- Did Jonah speak God’s full message? – It appears at first blush that Jonah may not have proclaimed God’s entire message. The specific message Jonah is to preach is not cited in either of God’s two calls to Jonah (1:2, 3:2). When a message of judgment or a prophecy of the future is given to people in Scripture, many times it includes a possible alternative if the people repent. In the text, it is the pagan king of Nineveh who raises the possibility of repentance, not Jonah (3:8). In both 3:8 (regarding the Ninevites turning from their sin) and 3:9 (regarding God turning away the judgment that had been prophesied) the Hebrew word used is shub, usually translated “turn” or “repent.” What Jonah does say is that Nineveh will be overthrown (3:4), using the phrase nehpaket. This expression does mean to overthrow, but it does also carry the connotation of turning around or repenting. So perhaps Jonah at least implicitly was hinting at the possibility of repentance. As he complains to God in 4:2, he knew that God would alter Nineveh’s destruction if they repented.
- Divine appointments – The word translated as “appointed” appears four times in the book of Jonah, in each case with God as the subject. God appointed a fish (2:1), a plant (4:6); a worm (4:7); and an east wind (4:8).
Application of Jonah to Our Lives
Chapter 1 –
- What is your “Nineveh” – the thing God wants you to do that you don’t want to do?
- The cost of disobedience – Jonah’s disobedience not only led to his own punishment, but a scary near-miss for the pagan sailors. Our disobedience costs not only ourselves but those around us.
Chapter 2 –
- God delivers us even when we resist His guidance in our lives.
Chapter 3 –
- God gives a second call, a second chance to Jonah. God gives second chances (1:1, 3:1).
Chapter 4 –
- God loves all people. Do you? God loves even your The Ninevites were Jonah’s enemies, whom he found it difficult to love. Who are your Ninevites?
- Do you let petty frustrations with the daily things of life overwhelm what God is trying to do through your life?
- If God appoints even a worm to accomplish His purposes (4:7), He can definitely use you!
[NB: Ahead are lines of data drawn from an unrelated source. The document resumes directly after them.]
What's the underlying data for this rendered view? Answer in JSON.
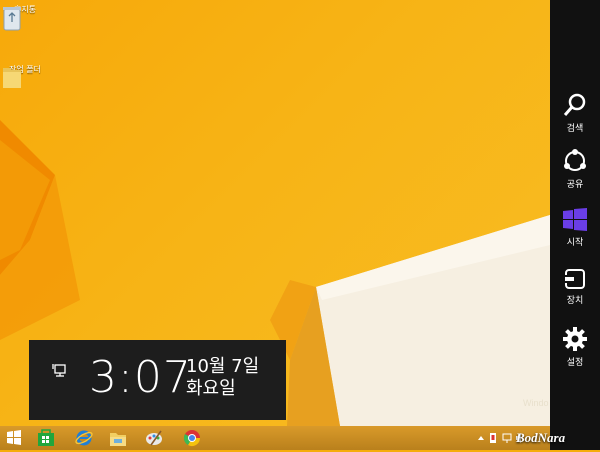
{
  "desktop": {
    "icons": [
      {
        "label": "휴지통",
        "icon": "recycle-bin-icon"
      },
      {
        "label": "작업 폴더",
        "icon": "folder-icon"
      }
    ],
    "watermark": "Windo"
  },
  "charms": [
    {
      "label": "검색",
      "icon": "search-icon"
    },
    {
      "label": "공유",
      "icon": "share-icon"
    },
    {
      "label": "시작",
      "icon": "windows-logo-icon",
      "color": "#6a3ee6"
    },
    {
      "label": "장치",
      "icon": "devices-icon"
    },
    {
      "label": "설정",
      "icon": "gear-icon"
    }
  ],
  "clock": {
    "time": "3:07",
    "date": "10월 7일",
    "weekday": "화요일"
  },
  "taskbar": {
    "buttons": [
      "start-button",
      "store-button",
      "ie-button",
      "explorer-button",
      "paint-button",
      "chrome-button"
    ],
    "brand": "BodNara"
  },
  "colors": {
    "charm_bar": "#111111",
    "accent": "#6a3ee6",
    "desktop": "#f7b416"
  }
}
- Are your attitudes toward sinners pharisaical or redemptive (4:11)?
- What role are you playing to proclaim God’s Word and the Gospel to all nations?